The Benefits of a Good Credit Score

The primary benefit of credit score above 630 is that you'll gain access to the best loan terms. For example, you may be able to obtain a car loan with an interest rate of less than 3%. It may also be possible to obtain an unsecured personal loan with an interest rate of less than 7%.

If you have a credit score of above 720, your landlord may give you a discount on your base rental rate. It's also not uncommon for insurance companies to give discounts to people who have excellent credit. This is because research has shown that those who manage their finances well are less likely to file claims.

As a general rule, those who have good credit will be allowed to borrow more money than those who have poor credit.
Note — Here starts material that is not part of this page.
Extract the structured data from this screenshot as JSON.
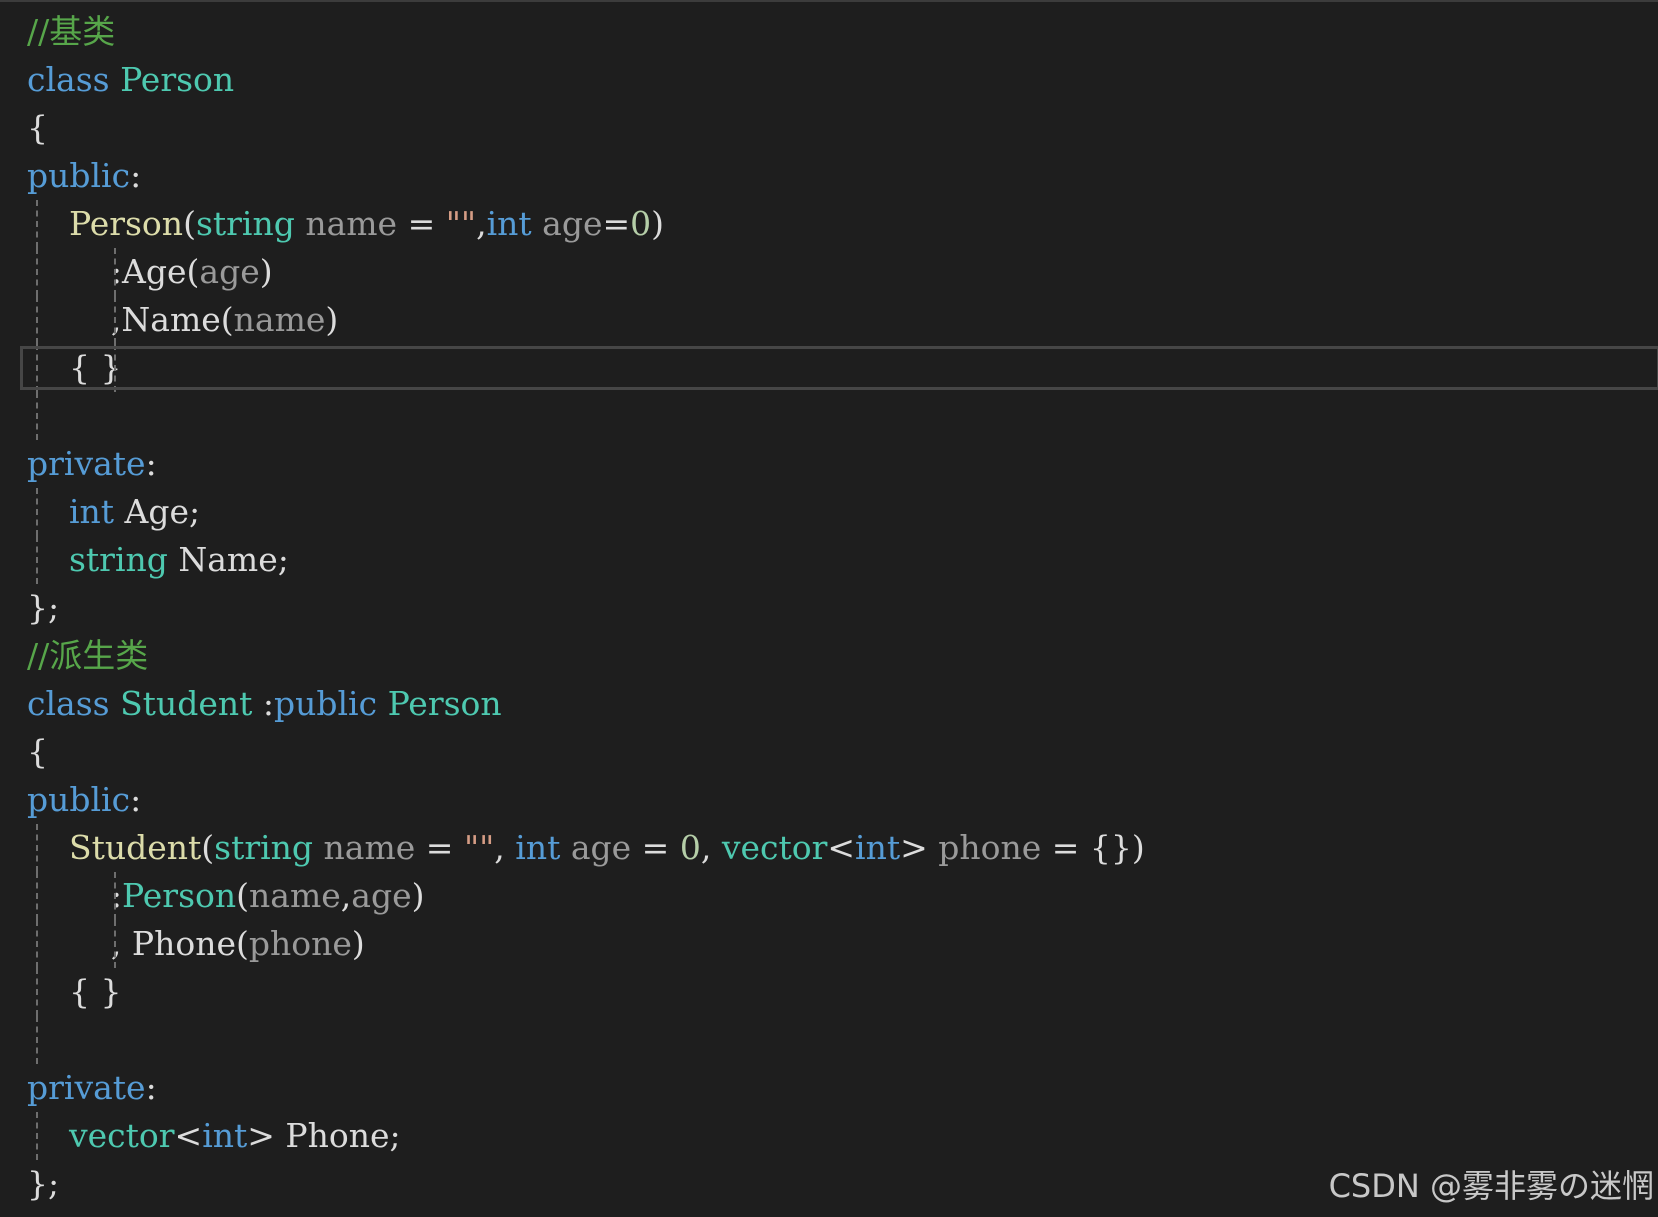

It may also be easier to obtain an increase to the limits on your existing credit cards. This can be helpful if you need to cover an emergency expense and don't have the cash to pay for it all right away.

Don't Apply for Too Much Credit at Once

While a good credit score can make it easier to gain access to credit, you don't want to apply for credit that you don't need. This is because each application that you send to a lender will result in a hard inquiry. A hard inquiry means that a lender is accessing the full version of your credit report to determine if you qualify for a credit card, auto loan or other type of financing.

Hard inquiries can stay on your credit report for up to two years. They will typically cause your credit score to drop anywhere from 5 to 25 points depending on your unique credit profile. In some cases, the hit to your credit score could be enough for a lender to deny an application.

However, the presence of multiple hard inquiries over a short period of time can also scare lenders away. This is because it shows that you're having a hard time managing your money without going into debt. Ideally, you won't apply for credit more than once every six months.

What Can You Do Today to Increase Your Credit Score?

If you have multiple missed payments, you should try to settle the most recent one first. This is because a payment that is 90 days past due will generally have less of an impact on your credit score than one that is 30 days past due.

If your credit utilization rate is higher than you want it to be, it may be a good idea to apply for more credit. The reduction in your credit utilization rate will likely negate the negative impact a hard inquiry will have on your score.

Of course, if you do obtain approval for additional credit, you shouldn't use it. Otherwise, you'll simply put yourself in a deeper hole that will be even harder to get out of.

In some cases, filing for bankruptcy can actually improve your credit score. This is because it can give you a chance to wipe out debts that are currently past due or in collections. If a debt is discharged in bankruptcy, it will likely be listed as paid or closed on your credit report.

Furthermore, filing for bankruptcy can also reduce your credit utilization rate and your debt-to-income ratio. If you currently have a credit score below 630, a Chapter 7 bankruptcy may increase your score by 50 to 100 points.

However, it's worth noting that there is no way to guarantee how any single event will impact your credit score or creditworthiness. It may be in your best interest to speak with an attorney or financial adviser prior to submitting a bankruptcy petition to your local court.